A fisheries nonprofit in the state’s largest lobster port is seeking a new leader that will help continue its mission of sustainability in fisheries in the future.

Executive director Paul Anderson recently announced his plans to retire from Maine Center for Coastal Fisheries later this year. During his five years at the helm, he helped foster an ecosystem-based approach to fisheries management that was the mission of founding executive director Robin Alden.

Located on the Stonington waterfront, the nonprofit has worked over the years to facilitate dialogue between researchers, government agencies and fishermen. Whoever takes over as executive director will need to help guide the organization take on increased regulation on lobstermen and the downturn of right whales, climate change and offshore wind.
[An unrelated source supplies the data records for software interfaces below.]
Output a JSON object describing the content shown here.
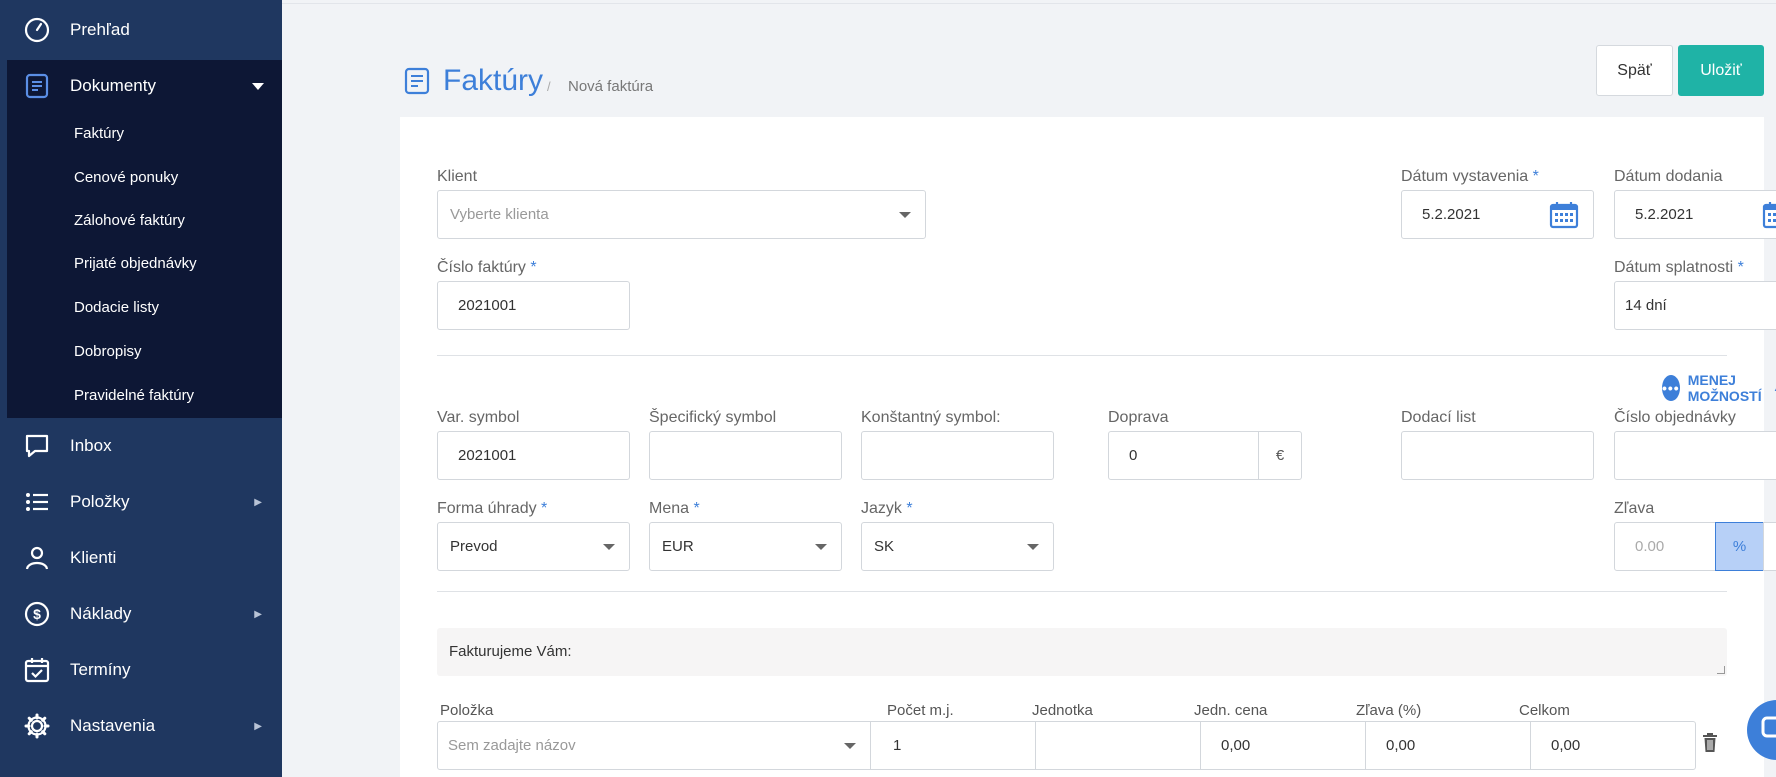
{
  "sidebar": {
    "overview": "Prehľad",
    "documents": "Dokumenty",
    "doc_items": [
      "Faktúry",
      "Cenové ponuky",
      "Zálohové faktúry",
      "Prijaté objednávky",
      "Dodacie listy",
      "Dobropisy",
      "Pravidelné faktúry"
    ],
    "inbox": "Inbox",
    "items": "Položky",
    "clients": "Klienti",
    "costs": "Náklady",
    "deadlines": "Termíny",
    "settings": "Nastavenia"
  },
  "header": {
    "title": "Faktúry",
    "separator": "/",
    "breadcrumb": "Nová faktúra",
    "back_label": "Späť",
    "save_label": "Uložiť"
  },
  "form": {
    "client_label": "Klient",
    "client_placeholder": "Vyberte klienta",
    "issue_date_label": "Dátum vystavenia",
    "issue_date": "5.2.2021",
    "delivery_date_label": "Dátum dodania",
    "delivery_date": "5.2.2021",
    "invoice_no_label": "Číslo faktúry",
    "invoice_no": "2021001",
    "due_label": "Dátum splatnosti",
    "due_value": "14 dní",
    "required_mark": "*",
    "less_options": "MENEJ MOŽNOSTÍ",
    "var_symbol_label": "Var. symbol",
    "var_symbol": "2021001",
    "spec_symbol_label": "Špecifický symbol",
    "const_symbol_label": "Konštantný symbol:",
    "transport_label": "Doprava",
    "transport_value": "0",
    "currency_sign": "€",
    "delivery_note_label": "Dodací list",
    "order_no_label": "Číslo objednávky",
    "payment_label": "Forma úhrady",
    "payment_value": "Prevod",
    "currency_label": "Mena",
    "currency_value": "EUR",
    "language_label": "Jazyk",
    "language_value": "SK",
    "discount_label": "Zľava",
    "discount_placeholder": "0.00",
    "discount_pct": "%",
    "discount_eur": "€",
    "note_text": "Fakturujeme Vám:"
  },
  "table": {
    "headers": [
      "Položka",
      "Počet m.j.",
      "Jednotka",
      "Jedn. cena",
      "Zľava (%)",
      "Celkom"
    ],
    "row": {
      "item_placeholder": "Sem zadajte názov",
      "qty": "1",
      "unit": "",
      "unit_price": "0,00",
      "discount": "0,00",
      "total": "0,00"
    }
  },
  "colors": {
    "sidebar": "#1f3760",
    "sidebar_active": "#0d1735",
    "accent": "#3d7fd9",
    "save": "#1fb3a6"
  }
}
“They’re all high level problems, but our fishing community and seafood economy can prosper. We can figure out how to survive and be sustained and help our communities,” Anderson said.  

Founded in 2003, the organization has a mission to secure a sustainable future for fisheries and fishing communities in eastern Maine. Anderson worked for 16 years at Maine Sea Grant at the University of Maine and a decade at the Maine Department of Marine Resources before taking over the leadership role there in 2017 from Alden.

The center lives in a “space between science, community and policy,” according to Anderson. It often works as a sort-of liaison between regulators, scientists and fishermen. The nonprofit also conducts research, helps develop fishery management strategies and runs educational programs for high school-age fishermen.

Transitioning away from a founder can be a challenge, said Walter Kumiega, the chairman of the center’s board of directors, but Anderson has done well and kept the organization going during the pandemic.

“Surviving the pandemic has been a feat in itself,” Kumiega, a former state representative, said.

One of the biggest tasks during Anderson’s tenure was continuing Alden’s mission of fostering an ecosystem-based approach to fisheries management. The philosophy, which encourages regulators to look at ecosystems as a whole instead of species by species, is one that Anderson hoped incoming leadership would adopt as well.

“I think the mission of this center is right smack dab in the middle of helping these communities be more resilient,” Anderson said.

Ginny Olsen, a Stonington lobsterman and leader in the local lobster union, first got to know Anderson when he worked at Maine Sea Grant.

“He was really an integral part of my becoming involved in the regulatory process and advocacy,” she said.

Under Anderson’s guidance, the center has helped educate the public on fisheries in a community that lives and dies on lobstering.

“Paul was really good at furthering that mission,” Olsen said.  

The center kicked off a national search for Anderson’s replacement this week. He has agreed to stay on until the board finds someone. Ideally that would be by this summer, Kumiega said.

Anderson plans to continue to be involved in fisheries as a volunteer, but said he is ready to give up the leadership role at the center so he can spend more time on his other interests, including community radio, gardening and music.

“It’s been really amazing to do this work and I fully believe in the mission of this strong organization,” he said. “I’m just ready to slow down personally.”